Creating the best algorithms can’t be magic; it needs to be a replicable process for your team. What are the critical needs for this to happen?
According to Gartner, “Companies will be valued not just on their big data, but on the algorithms that turn that data into actions and impact customers.” This emphasizes the need for organizations to embrace algorithms as the foundation of their business logic.
An effective algorithm is not a hit-or-miss proposition, but a creation that depends on a complete, end-to-end and repeatable process: from data gathering and testing to retraining and revision.
Here are four ways to put your organization in an optimal position to benefit from a continuous flow of ever-improving algorithms – and positive business outcomes.
#1: Streamline Data Gathering
Thanks to the masses of data now coming from devices and applications, data scientists have more raw material than ever to work with. This flow of data creates a technical challenge because, for any given project, you need to separate the meaningful data from the noise.
It is not always immediately apparent exactly what data is meaningful since the design and development process can require many iterations, with each benefitting from a continuing influx of new data.
The solution: don’t throw anything away. Keep all data in its original form, or as close as possible, so that it is easily accessible throughout the design project. This can put a strain on computing resources, but today’s cloud-based analytics platforms are well-equipped to handle such workloads.
#2: Facilitate Teamwork
At a high level, the algorithm-design workflow is relatively straightforward: define questions; gather the data; explore and validate the data; build a model; perform an analysis, which may require adding more data; generate outputs, whether a model, a visualization, new KPIs or a new process; deploy and evaluate.
Typical team makeup is also straightforward. As the project owner, the data scientist interprets the problem, decides what inputs to use, designs the model, and sequences test and training iterations. The business analyst represents the customer and helps form the questions or KPIs to be considered, evaluate tests, and validate outputs along the way.
The software engineer’s main job is to turn the model into an operational asset that will be reliable, repeatable, and as efficient as possible.
The design workflow can be challenging for a number of reasons. It’s largely a creative process, for one, and it doesn’t fit neatly into a project-management worksheet since there can be unexpected delays in collecting new data needed to inform the model.
For this reason, the data scientist, as the team lead, must work to balance and expedite the workloads of the team members. This can be difficult because the people filling the roles of business analyst and software engineer may have other jobs to do in the organization. Good planning and clear, regular communication are necessary to make the best use of their time.
It’s also valuable for the data scientist to be as self-sufficient as possible so he or she doesn’t have to rely on team members to do jobs outside of their main responsibilities. For instance, if there’s suddenly a need for some historical data locked in an obscure database, the data scientist might need the software engineer to help them gain access – which may work against streamlining the process.

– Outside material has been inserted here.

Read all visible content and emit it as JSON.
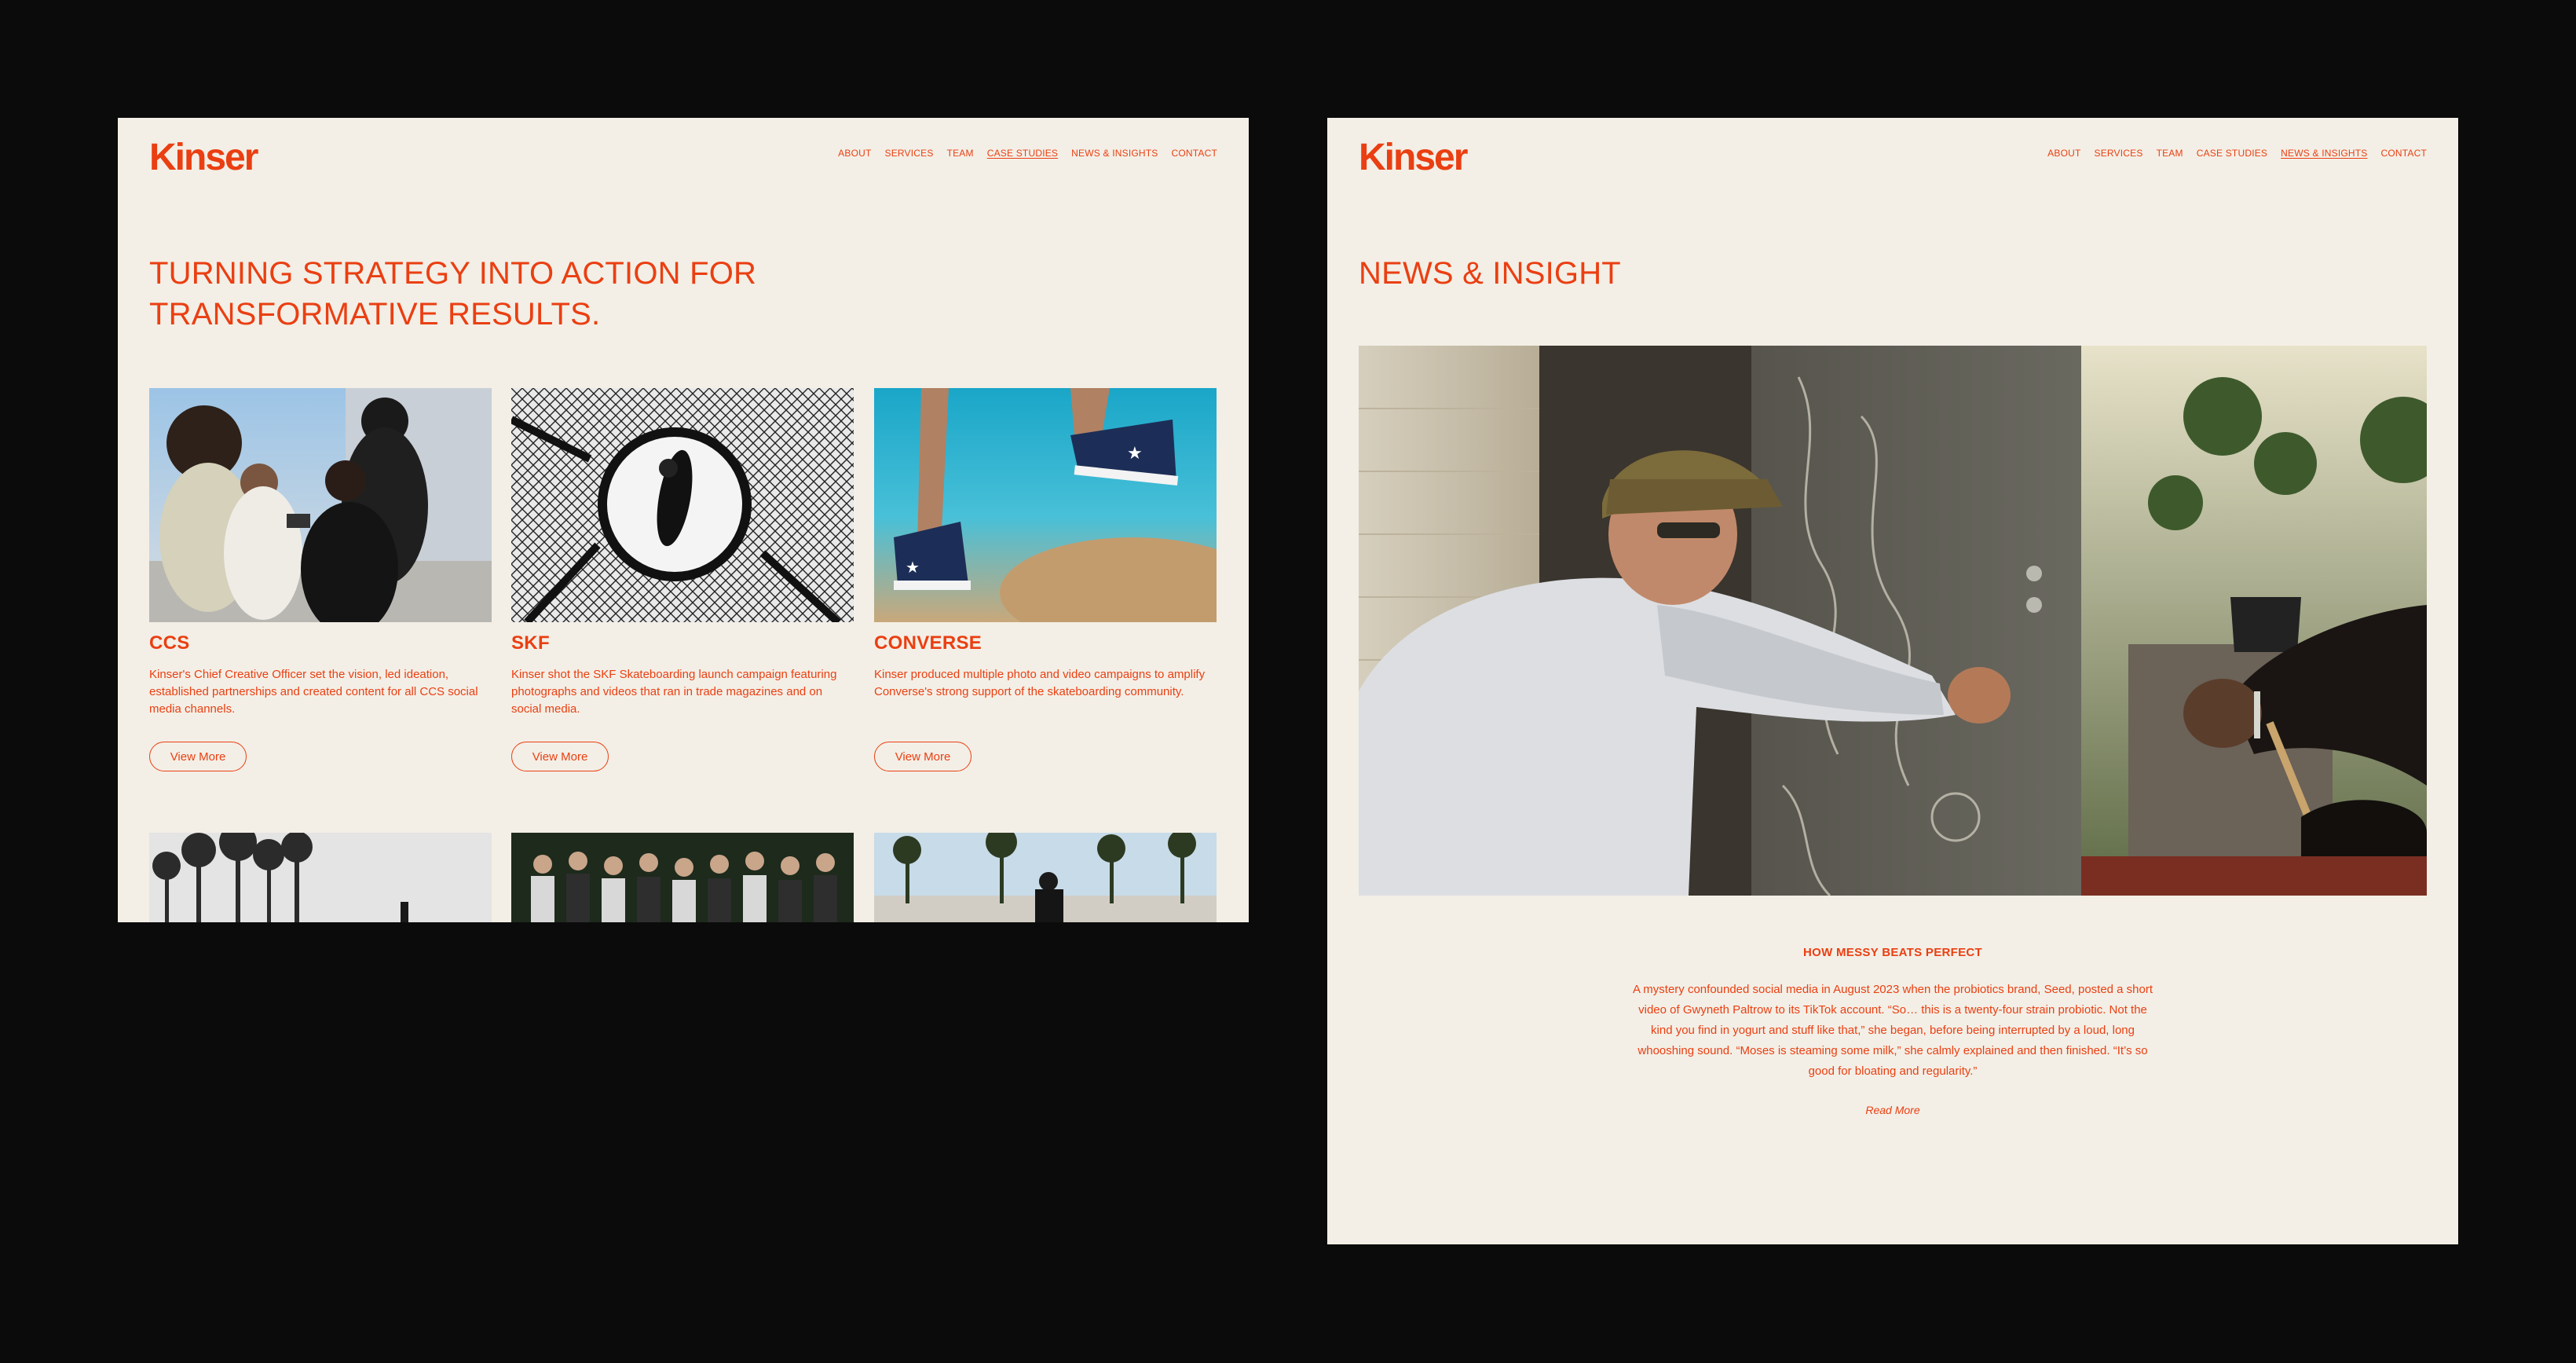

This is one of several places where technology can help. If the data scientist has access to self-service analytics, he or she can do spur-of-the-moment data queries. This saves time and benefits the clear-mindedness needed for the creative process.
A robust data management platform that supports common data formats and can maintain large volumes of “hot” data simplifies the process of collecting historical data. This reduces the need for help from IT and saves time while also bolstering the creative process.
#3: Track/Adjust Performance Over Time
Getting the algorithm into production is an important step, but the job is not yet finished. It’s now up to the team to determine how well the algorithm performs and when retraining will be necessary. This is critical to the process because business conditions are constantly changing. For instance, the business might change the price of some products or add new versions. During this time the algorithm will need to be retrained to learn the impact of these changes.
To streamline this process it is valuable to instrument the algorithm appropriately and to take the time and resources necessary to track operational performance.
#4: Maintain Commitment
It is also vitally important for the project, and the team, to have the organization’s full commitment to the long-term well-being of data development efforts in general.
In fact, for the success of the organization’s algorithms – and for the business itself – it’s essential that the data science function be tied as closely as possible to top-tier strategic planning. In a well-run organization, data will have first-class citizenship and the data scientist will have regular C-level access. The reason: the work of designing and producing algorithms spans the entire business – from operations to marketing and sales – and therefore should not be buried in the organization.
Top-tier companies know this – there’s a good likelihood that the data scientist will be reporting to the head of data science, with that person reporting to the CEO or COO. That’s the best way to streamline the design, testing, and production of algorithms, and the best way to position the business in the brave new world of digital transformation.